Hopeful ReminderWhile the GOP has complete control of the government right now, this control is weak. They lost seats in both the House and Senate in this cycle. The presidency was won by the slimmest of electoral margins, by a madman who the GOP hopes they can control but likely won't be able to, with not even a plurality of voters in support and historically low approval going into office.
Warning for What May ComeThis situation means there will be a very strong temptation for the GOP to do whatever is necessary to hold on to power in the coming elections. We've already seen willingness to shed norms in the name of holding on to power over the last decade:
- Abuse of the filibuster to turn a Senate minority into a majority for purposes of legislation and appointments
- Refusing to even hold hearings on a moderate Supreme Court justice nominee that was widely liked for over a year
- Threatening the full faith and credit of the United States in paying its debts over a domestic policy dispute
- Shutting down the government, or threatening to, essentially as an attempted veto override
Each of these actions, in the moment, made some tactical sense from their perspective. However, each one has also chipped away at the foundations of the republic.
We have previously witnessed a miniature version of what a drift towards an authoritarian state would look like with George W. Bush:
- Implementation of new broad surveillance powers and programs (True, Obama hasn’t been that much better on this mark)
- Legalization of an immoral, illegal, and ineffective torture and imprisonment program
- Using nationalist rhetoric to cast dissenters as unpatriotic
- Attempt to purge career government employees based on political ideology
Soon (barring anything unexpected happening on January 6 when the Electoral College vote is certified), we will have a president who has evinced outwardly authoritarian tendencies and who has surrounded himself with like-minded advisors. If he puts forward authoritarian policies which the GOP base approves of and which would enhance GOP control, there will be a strong temptation to simply go along with them, or even to enthusiastically support them.

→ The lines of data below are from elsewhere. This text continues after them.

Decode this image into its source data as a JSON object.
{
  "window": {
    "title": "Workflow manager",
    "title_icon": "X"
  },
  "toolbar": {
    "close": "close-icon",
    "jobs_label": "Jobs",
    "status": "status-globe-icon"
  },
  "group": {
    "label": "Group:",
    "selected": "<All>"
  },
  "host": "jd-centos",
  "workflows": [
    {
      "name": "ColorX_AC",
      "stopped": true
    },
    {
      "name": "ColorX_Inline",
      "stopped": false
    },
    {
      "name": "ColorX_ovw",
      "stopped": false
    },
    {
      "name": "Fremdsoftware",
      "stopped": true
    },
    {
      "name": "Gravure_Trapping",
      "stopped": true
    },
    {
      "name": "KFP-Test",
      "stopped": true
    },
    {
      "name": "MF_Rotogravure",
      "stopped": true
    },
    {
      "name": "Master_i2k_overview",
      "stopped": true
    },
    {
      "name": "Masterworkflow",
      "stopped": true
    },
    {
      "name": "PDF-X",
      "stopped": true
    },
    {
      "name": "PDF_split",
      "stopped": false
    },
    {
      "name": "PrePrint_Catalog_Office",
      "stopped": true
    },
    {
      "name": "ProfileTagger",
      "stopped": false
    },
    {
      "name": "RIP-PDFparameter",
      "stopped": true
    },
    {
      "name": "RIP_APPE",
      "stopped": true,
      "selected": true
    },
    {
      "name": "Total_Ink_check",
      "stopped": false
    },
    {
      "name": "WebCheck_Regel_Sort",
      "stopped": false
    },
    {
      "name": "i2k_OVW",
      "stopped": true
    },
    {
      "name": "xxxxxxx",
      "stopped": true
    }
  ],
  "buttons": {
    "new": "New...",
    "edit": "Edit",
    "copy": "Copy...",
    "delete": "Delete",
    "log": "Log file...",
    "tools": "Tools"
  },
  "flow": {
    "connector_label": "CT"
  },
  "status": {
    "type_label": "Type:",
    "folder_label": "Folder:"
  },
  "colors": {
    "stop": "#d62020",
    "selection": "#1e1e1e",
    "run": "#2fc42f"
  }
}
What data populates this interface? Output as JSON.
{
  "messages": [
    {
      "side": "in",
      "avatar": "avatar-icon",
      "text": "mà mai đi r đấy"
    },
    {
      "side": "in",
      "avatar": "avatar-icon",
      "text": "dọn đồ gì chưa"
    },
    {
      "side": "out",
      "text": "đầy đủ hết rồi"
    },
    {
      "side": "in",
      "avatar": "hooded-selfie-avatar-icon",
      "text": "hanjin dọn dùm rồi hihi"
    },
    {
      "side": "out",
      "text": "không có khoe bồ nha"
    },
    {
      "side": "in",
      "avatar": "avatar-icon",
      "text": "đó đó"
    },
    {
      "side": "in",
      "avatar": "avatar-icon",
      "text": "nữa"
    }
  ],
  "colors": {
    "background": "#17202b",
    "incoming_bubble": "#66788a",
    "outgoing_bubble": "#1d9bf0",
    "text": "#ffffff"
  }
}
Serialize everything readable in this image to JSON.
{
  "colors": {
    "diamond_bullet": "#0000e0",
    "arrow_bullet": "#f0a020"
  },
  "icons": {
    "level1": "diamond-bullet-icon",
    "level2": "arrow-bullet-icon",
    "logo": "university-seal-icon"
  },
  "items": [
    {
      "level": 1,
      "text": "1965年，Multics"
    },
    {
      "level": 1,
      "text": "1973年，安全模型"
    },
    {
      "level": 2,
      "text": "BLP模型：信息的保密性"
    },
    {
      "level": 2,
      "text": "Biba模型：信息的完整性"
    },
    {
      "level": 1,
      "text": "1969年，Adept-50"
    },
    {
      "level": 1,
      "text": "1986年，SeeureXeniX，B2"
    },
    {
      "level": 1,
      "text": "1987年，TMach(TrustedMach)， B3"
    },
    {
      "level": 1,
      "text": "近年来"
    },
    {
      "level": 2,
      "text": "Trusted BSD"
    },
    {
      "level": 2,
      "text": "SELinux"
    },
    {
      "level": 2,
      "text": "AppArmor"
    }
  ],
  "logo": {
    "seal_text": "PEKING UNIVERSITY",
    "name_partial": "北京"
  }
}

Given what a relatively normal Republican president did, what might we see under the new one?
We've seen a more recent preview of this type of power grab in North Carolina, as the GOP legislature and outgoing governor have attempted to strip power from the incoming Democratic governor. And just today, House Republicans have moved to strip authority from the independent Office of Congressional Ethics.
Our Institutions Might Not Protect UsFortunately, there are still some potential checks on these temptations. There are still many judges who are independent and will not put up with such maneuvers. Judges in North Carolina have struck down several measures disenfranchising voters and a hold was placed on the power-stripping actions while a lawsuit against it moves forward.
However, the aforementioned judicial vacancies remaining for Trump to fill--including on the Supreme Court--allows the judiciary to be shaped in their favor. It also would fall on the president to accept and enforce any court decision, and it is at least questionable how this individual would handle a judicial rebuke.
There are several senators, including John McCain, Lindsey Graham, and Roy Cooper, who appear willing to be tough, at least when it comes to Russia. With such a small GOP Senate majority—52, or 53 with the Vice President voting in a tie—these hold-outs could be enough to block the worst legislative proposals, especially as long as the filibuster is still available.
However, these same Senators were complicit in many of the previous actions undertaken to hold on to power, and John McCain made statements suggesting that these actions would have continued under a Hillary Clinton presidency. Unfortunately, their commitment to democratic principles in the face of political opportunism is not certain.
Lastly, there are some moves that simply won't be challenged or won't be subject to legislative approval, and thus could slip through the cracks of institutional protections.
Passivity is Not an OptionAuthoritarianism won’t arrive in one fell swoop, but will be parceled out in easily digested moves which then become normalized. Our institutions may slow down the pace, but they won't be able to save us permanently. Thus, it is up to us to recognize these individual moves as they happen and to push back against them, and strongly.
If we do this, we—anti-authoritarians of all political stripes, the resistance—may just be able to keep the country intact enough to regain power over the next 4 years. Once we do, the hard work of reversing the environment which enabled the rise of authoritarianism will begin.